(EXERCISE DIRECTIONS): A faithful copy is needed. Set down all of the data below exactly.

(Interface dataset entries)
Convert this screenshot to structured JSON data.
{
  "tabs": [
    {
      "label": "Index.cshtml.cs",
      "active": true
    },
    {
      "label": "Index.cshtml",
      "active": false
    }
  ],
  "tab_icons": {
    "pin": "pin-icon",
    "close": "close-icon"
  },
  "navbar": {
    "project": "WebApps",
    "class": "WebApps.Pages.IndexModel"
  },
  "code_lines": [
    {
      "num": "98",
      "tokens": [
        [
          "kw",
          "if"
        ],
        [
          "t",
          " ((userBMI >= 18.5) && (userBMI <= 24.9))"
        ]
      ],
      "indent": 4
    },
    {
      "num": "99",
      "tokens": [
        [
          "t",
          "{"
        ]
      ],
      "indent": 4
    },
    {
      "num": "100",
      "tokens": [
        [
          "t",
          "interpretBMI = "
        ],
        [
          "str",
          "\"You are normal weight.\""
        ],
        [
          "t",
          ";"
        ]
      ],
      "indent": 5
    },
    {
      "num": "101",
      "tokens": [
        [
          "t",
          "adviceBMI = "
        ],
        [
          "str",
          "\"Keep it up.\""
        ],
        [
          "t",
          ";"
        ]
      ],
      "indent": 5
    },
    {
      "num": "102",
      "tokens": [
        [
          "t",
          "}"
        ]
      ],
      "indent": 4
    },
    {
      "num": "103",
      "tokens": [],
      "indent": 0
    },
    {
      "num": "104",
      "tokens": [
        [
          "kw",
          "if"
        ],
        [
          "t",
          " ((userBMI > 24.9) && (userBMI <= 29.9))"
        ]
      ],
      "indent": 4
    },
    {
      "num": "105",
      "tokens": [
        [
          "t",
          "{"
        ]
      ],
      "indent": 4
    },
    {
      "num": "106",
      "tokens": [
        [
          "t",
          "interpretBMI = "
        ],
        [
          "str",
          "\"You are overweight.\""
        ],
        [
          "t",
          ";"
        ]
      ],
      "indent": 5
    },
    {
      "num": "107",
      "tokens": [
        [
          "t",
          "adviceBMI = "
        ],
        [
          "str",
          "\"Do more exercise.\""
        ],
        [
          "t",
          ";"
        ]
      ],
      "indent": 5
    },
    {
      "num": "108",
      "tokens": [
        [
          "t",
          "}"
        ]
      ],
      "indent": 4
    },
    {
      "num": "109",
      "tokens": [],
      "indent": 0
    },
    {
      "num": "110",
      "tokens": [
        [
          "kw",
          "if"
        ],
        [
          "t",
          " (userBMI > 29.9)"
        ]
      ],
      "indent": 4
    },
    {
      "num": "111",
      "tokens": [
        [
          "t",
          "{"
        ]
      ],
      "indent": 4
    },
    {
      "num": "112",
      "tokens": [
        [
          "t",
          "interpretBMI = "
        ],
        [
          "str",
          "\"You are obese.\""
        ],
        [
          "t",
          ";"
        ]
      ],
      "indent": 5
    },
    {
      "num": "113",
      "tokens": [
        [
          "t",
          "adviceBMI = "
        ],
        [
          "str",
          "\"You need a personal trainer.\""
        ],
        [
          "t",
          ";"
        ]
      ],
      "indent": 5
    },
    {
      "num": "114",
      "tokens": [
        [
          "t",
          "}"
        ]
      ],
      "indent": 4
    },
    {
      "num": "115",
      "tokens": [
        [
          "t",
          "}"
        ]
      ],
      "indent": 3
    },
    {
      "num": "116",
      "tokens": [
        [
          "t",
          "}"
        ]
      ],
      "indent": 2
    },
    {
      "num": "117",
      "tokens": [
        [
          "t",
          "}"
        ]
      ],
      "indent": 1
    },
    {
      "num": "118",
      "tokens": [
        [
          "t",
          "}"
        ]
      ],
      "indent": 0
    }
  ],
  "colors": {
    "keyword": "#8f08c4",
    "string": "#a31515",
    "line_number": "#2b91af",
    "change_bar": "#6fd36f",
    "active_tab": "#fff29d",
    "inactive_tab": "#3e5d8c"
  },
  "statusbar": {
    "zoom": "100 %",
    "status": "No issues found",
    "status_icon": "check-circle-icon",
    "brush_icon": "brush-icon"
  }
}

(WRITTEN ANSWER):
Convert this screenshot to structured JSON data.
{
  "tabs": [
    {
      "label": "Index.cshtml.cs",
      "active": true
    },
    {
      "label": "Index.cshtml",
      "active": false
    }
  ],
  "tab_icons": {
    "pin": "pin-icon",
    "close": "close-icon"
  },
  "navbar": {
    "project": "WebApps",
    "class": "WebApps.Pages.IndexModel"
  },
  "code_lines": [
    {
      "num": "98",
      "tokens": [
        [
          "kw",
          "if"
        ],
        [
          "t",
          " ((userBMI >= 18.5) && (userBMI <= 24.9))"
        ]
      ],
      "indent": 4
    },
    {
      "num": "99",
      "tokens": [
        [
          "t",
          "{"
        ]
      ],
      "indent": 4
    },
    {
      "num": "100",
      "tokens": [
        [
          "t",
          "interpretBMI = "
        ],
        [
          "str",
          "\"You are normal weight.\""
        ],
        [
          "t",
          ";"
        ]
      ],
      "indent": 5
    },
    {
      "num": "101",
      "tokens": [
        [
          "t",
          "adviceBMI = "
        ],
        [
          "str",
          "\"Keep it up.\""
        ],
        [
          "t",
          ";"
        ]
      ],
      "indent": 5
    },
    {
      "num": "102",
      "tokens": [
        [
          "t",
          "}"
        ]
      ],
      "indent": 4
    },
    {
      "num": "103",
      "tokens": [],
      "indent": 0
    },
    {
      "num": "104",
      "tokens": [
        [
          "kw",
          "if"
        ],
        [
          "t",
          " ((userBMI > 24.9) && (userBMI <= 29.9))"
        ]
      ],
      "indent": 4
    },
    {
      "num": "105",
      "tokens": [
        [
          "t",
          "{"
        ]
      ],
      "indent": 4
    },
    {
      "num": "106",
      "tokens": [
        [
          "t",
          "interpretBMI = "
        ],
        [
          "str",
          "\"You are overweight.\""
        ],
        [
          "t",
          ";"
        ]
      ],
      "indent": 5
    },
    {
      "num": "107",
      "tokens": [
        [
          "t",
          "adviceBMI = "
        ],
        [
          "str",
          "\"Do more exercise.\""
        ],
        [
          "t",
          ";"
        ]
      ],
      "indent": 5
    },
    {
      "num": "108",
      "tokens": [
        [
          "t",
          "}"
        ]
      ],
      "indent": 4
    },
    {
      "num": "109",
      "tokens": [],
      "indent": 0
    },
    {
      "num": "110",
      "tokens": [
        [
          "kw",
          "if"
        ],
        [
          "t",
          " (userBMI > 29.9)"
        ]
      ],
      "indent": 4
    },
    {
      "num": "111",
      "tokens": [
        [
          "t",
          "{"
        ]
      ],
      "indent": 4
    },
    {
      "num": "112",
      "tokens": [
        [
          "t",
          "interpretBMI = "
        ],
        [
          "str",
          "\"You are obese.\""
        ],
        [
          "t",
          ";"
        ]
      ],
      "indent": 5
    },
    {
      "num": "113",
      "tokens": [
        [
          "t",
          "adviceBMI = "
        ],
        [
          "str",
          "\"You need a personal trainer.\""
        ],
        [
          "t",
          ";"
        ]
      ],
      "indent": 5
    },
    {
      "num": "114",
      "tokens": [
        [
          "t",
          "}"
        ]
      ],
      "indent": 4
    },
    {
      "num": "115",
      "tokens": [
        [
          "t",
          "}"
        ]
      ],
      "indent": 3
    },
    {
      "num": "116",
      "tokens": [
        [
          "t",
          "}"
        ]
      ],
      "indent": 2
    },
    {
      "num": "117",
      "tokens": [
        [
          "t",
          "}"
        ]
      ],
      "indent": 1
    },
    {
      "num": "118",
      "tokens": [
        [
          "t",
          "}"
        ]
      ],
      "indent": 0
    }
  ],
  "colors": {
    "keyword": "#8f08c4",
    "string": "#a31515",
    "line_number": "#2b91af",
    "change_bar": "#6fd36f",
    "active_tab": "#fff29d",
    "inactive_tab": "#3e5d8c"
  },
  "statusbar": {
    "zoom": "100 %",
    "status": "No issues found",
    "status_icon": "check-circle-icon",
    "brush_icon": "brush-icon"
  }
}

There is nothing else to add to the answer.